That’s because global interest rates are at their lowest levels in 5000 years, and the high liquidity and cheap cash they provide will prevent a planet-wide meltdown, according to this chart from BAML’s Michael Hartnett and his team:
… as outlined in a recent speech by Bank of England chief economist Andy Haldane, policy makers have set global interest rates at their lowest levels in 5000 years for good reason. They will be “glued to zero” to prevent recession and “policy mistakes” (e.g. 1937) and offset worsening demographics, at least until the “dread risk” of debt deflation fades, and a capex boom in the west begins.
And we believe the combination of such extreme monetary policies and (crucially) a gradual economic recovery means that Greece, China & Puerto Rico should be viewed as isolated “black sheep” rather than contagious “black swans.”
The term “black swan” was coined by scholar and statistician Nassim Taleb in his 2007 book of the same name. It is meant to describe an event or occurrence that is so remote that it is completely unforeseen. Black swans are contagious, like the collapse of Lehman Brothers in 2008, which had an immediate effect on the rest of the banking system.

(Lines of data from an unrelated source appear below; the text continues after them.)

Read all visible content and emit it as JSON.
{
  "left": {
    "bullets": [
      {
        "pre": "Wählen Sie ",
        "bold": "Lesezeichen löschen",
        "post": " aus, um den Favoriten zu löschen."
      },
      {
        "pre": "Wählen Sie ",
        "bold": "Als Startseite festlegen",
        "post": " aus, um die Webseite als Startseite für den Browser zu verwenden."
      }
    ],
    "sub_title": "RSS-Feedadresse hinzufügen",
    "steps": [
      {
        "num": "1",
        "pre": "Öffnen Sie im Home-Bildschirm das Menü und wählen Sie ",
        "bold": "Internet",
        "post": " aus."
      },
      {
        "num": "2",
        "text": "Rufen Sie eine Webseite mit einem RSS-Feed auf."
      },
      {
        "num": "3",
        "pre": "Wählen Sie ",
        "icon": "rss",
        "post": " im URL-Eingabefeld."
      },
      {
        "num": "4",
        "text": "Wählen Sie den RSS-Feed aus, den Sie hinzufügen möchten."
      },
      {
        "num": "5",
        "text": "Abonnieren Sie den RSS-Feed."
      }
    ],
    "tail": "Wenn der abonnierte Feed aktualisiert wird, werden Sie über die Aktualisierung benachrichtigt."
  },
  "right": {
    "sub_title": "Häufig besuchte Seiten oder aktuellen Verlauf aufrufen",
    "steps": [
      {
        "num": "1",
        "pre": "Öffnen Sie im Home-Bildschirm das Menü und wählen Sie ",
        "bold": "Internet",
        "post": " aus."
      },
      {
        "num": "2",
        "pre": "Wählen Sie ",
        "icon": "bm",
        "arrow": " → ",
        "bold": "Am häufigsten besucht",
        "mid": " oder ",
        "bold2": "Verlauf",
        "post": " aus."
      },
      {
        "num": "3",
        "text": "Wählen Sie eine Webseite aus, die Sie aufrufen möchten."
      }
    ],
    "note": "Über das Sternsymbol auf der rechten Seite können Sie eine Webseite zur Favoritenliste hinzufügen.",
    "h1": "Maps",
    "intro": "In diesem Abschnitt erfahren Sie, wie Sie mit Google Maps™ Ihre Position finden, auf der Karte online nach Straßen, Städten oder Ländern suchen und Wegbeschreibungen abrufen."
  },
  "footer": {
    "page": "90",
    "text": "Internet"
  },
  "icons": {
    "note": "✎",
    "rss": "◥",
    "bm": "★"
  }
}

“Black sheep” by contrast are big market-moving events that are are not likely to spill over to the rest of the world.
The chart draws on data that is contemporaneous with the Early Dynastic Period of Ancient Egypt.